(Beginning of Supplied data)

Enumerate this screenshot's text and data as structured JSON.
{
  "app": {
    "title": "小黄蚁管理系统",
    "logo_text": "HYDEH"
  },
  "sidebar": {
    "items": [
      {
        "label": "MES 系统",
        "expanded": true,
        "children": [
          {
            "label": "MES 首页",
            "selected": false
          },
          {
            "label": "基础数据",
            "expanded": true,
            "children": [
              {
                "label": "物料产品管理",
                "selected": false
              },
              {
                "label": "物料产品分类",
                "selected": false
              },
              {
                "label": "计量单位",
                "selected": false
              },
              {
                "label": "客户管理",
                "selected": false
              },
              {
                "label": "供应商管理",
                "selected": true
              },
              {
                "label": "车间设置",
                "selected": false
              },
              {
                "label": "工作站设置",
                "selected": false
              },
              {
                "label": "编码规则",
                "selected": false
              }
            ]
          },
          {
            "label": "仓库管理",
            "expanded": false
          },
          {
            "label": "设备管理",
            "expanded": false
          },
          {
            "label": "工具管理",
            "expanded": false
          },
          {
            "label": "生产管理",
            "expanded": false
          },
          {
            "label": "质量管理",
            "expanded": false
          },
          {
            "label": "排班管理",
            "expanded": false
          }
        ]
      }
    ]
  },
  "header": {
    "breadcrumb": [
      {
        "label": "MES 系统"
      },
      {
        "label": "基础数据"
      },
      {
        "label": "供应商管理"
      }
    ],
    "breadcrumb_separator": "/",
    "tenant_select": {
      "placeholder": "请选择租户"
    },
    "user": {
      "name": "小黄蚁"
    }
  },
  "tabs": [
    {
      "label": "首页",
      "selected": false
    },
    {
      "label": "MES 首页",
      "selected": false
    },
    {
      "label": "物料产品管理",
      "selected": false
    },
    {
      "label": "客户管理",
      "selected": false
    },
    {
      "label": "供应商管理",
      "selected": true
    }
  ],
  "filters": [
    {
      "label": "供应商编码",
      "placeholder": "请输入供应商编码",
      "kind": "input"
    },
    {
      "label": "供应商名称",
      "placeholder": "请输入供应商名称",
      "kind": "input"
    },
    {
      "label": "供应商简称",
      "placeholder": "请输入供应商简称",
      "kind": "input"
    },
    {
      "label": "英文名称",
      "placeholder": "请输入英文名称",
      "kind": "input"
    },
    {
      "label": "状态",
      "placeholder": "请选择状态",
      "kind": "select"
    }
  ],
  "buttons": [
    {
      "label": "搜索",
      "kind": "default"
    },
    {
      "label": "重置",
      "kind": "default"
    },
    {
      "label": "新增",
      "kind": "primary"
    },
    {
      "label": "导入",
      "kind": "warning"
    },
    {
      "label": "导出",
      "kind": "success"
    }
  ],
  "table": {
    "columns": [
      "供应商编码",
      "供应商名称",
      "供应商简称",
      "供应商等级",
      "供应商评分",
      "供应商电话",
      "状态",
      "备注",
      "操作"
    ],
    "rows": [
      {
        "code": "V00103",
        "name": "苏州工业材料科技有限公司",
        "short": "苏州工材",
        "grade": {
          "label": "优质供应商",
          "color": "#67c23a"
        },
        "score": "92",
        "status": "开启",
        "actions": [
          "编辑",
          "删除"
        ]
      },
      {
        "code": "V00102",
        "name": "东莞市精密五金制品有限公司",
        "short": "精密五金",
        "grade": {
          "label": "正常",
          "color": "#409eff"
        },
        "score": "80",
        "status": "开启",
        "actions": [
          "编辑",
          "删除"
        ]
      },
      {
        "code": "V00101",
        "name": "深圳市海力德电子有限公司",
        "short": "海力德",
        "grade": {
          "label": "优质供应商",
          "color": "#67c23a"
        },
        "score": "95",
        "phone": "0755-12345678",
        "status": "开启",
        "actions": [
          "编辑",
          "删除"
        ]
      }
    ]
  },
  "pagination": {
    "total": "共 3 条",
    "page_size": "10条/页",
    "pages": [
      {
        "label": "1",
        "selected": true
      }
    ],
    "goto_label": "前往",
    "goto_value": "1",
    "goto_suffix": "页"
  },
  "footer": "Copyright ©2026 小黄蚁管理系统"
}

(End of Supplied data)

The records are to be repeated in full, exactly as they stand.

• _Exercise response_
Enumerate this screenshot's text and data as structured JSON.
{
  "app": {
    "title": "小黄蚁管理系统",
    "logo_text": "HYDEH"
  },
  "sidebar": {
    "items": [
      {
        "label": "MES 系统",
        "expanded": true,
        "children": [
          {
            "label": "MES 首页",
            "selected": false
          },
          {
            "label": "基础数据",
            "expanded": true,
            "children": [
              {
                "label": "物料产品管理",
                "selected": false
              },
              {
                "label": "物料产品分类",
                "selected": false
              },
              {
                "label": "计量单位",
                "selected": false
              },
              {
                "label": "客户管理",
                "selected": false
              },
              {
                "label": "供应商管理",
                "selected": true
              },
              {
                "label": "车间设置",
                "selected": false
              },
              {
                "label": "工作站设置",
                "selected": false
              },
              {
                "label": "编码规则",
                "selected": false
              }
            ]
          },
          {
            "label": "仓库管理",
            "expanded": false
          },
          {
            "label": "设备管理",
            "expanded": false
          },
          {
            "label": "工具管理",
            "expanded": false
          },
          {
            "label": "生产管理",
            "expanded": false
          },
          {
            "label": "质量管理",
            "expanded": false
          },
          {
            "label": "排班管理",
            "expanded": false
          }
        ]
      }
    ]
  },
  "header": {
    "breadcrumb": [
      {
        "label": "MES 系统"
      },
      {
        "label": "基础数据"
      },
      {
        "label": "供应商管理"
      }
    ],
    "breadcrumb_separator": "/",
    "tenant_select": {
      "placeholder": "请选择租户"
    },
    "user": {
      "name": "小黄蚁"
    }
  },
  "tabs": [
    {
      "label": "首页",
      "selected": false
    },
    {
      "label": "MES 首页",
      "selected": false
    },
    {
      "label": "物料产品管理",
      "selected": false
    },
    {
      "label": "客户管理",
      "selected": false
    },
    {
      "label": "供应商管理",
      "selected": true
    }
  ],
  "filters": [
    {
      "label": "供应商编码",
      "placeholder": "请输入供应商编码",
      "kind": "input"
    },
    {
      "label": "供应商名称",
      "placeholder": "请输入供应商名称",
      "kind": "input"
    },
    {
      "label": "供应商简称",
      "placeholder": "请输入供应商简称",
      "kind": "input"
    },
    {
      "label": "英文名称",
      "placeholder": "请输入英文名称",
      "kind": "input"
    },
    {
      "label": "状态",
      "placeholder": "请选择状态",
      "kind": "select"
    }
  ],
  "buttons": [
    {
      "label": "搜索",
      "kind": "default"
    },
    {
      "label": "重置",
      "kind": "default"
    },
    {
      "label": "新增",
      "kind": "primary"
    },
    {
      "label": "导入",
      "kind": "warning"
    },
    {
      "label": "导出",
      "kind": "success"
    }
  ],
  "table": {
    "columns": [
      "供应商编码",
      "供应商名称",
      "供应商简称",
      "供应商等级",
      "供应商评分",
      "供应商电话",
      "状态",
      "备注",
      "操作"
    ],
    "rows": [
      {
        "code": "V00103",
        "name": "苏州工业材料科技有限公司",
        "short": "苏州工材",
        "grade": {
          "label": "优质供应商",
          "color": "#67c23a"
        },
        "score": "92",
        "status": "开启",
        "actions": [
          "编辑",
          "删除"
        ]
      },
      {
        "code": "V00102",
        "name": "东莞市精密五金制品有限公司",
        "short": "精密五金",
        "grade": {
          "label": "正常",
          "color": "#409eff"
        },
        "score": "80",
        "status": "开启",
        "actions": [
          "编辑",
          "删除"
        ]
      },
      {
        "code": "V00101",
        "name": "深圳市海力德电子有限公司",
        "short": "海力德",
        "grade": {
          "label": "优质供应商",
          "color": "#67c23a"
        },
        "score": "95",
        "phone": "0755-12345678",
        "status": "开启",
        "actions": [
          "编辑",
          "删除"
        ]
      }
    ]
  },
  "pagination": {
    "total": "共 3 条",
    "page_size": "10条/页",
    "pages": [
      {
        "label": "1",
        "selected": true
      }
    ],
    "goto_label": "前往",
    "goto_value": "1",
    "goto_suffix": "页"
  },
  "footer": "Copyright ©2026 小黄蚁管理系统"
}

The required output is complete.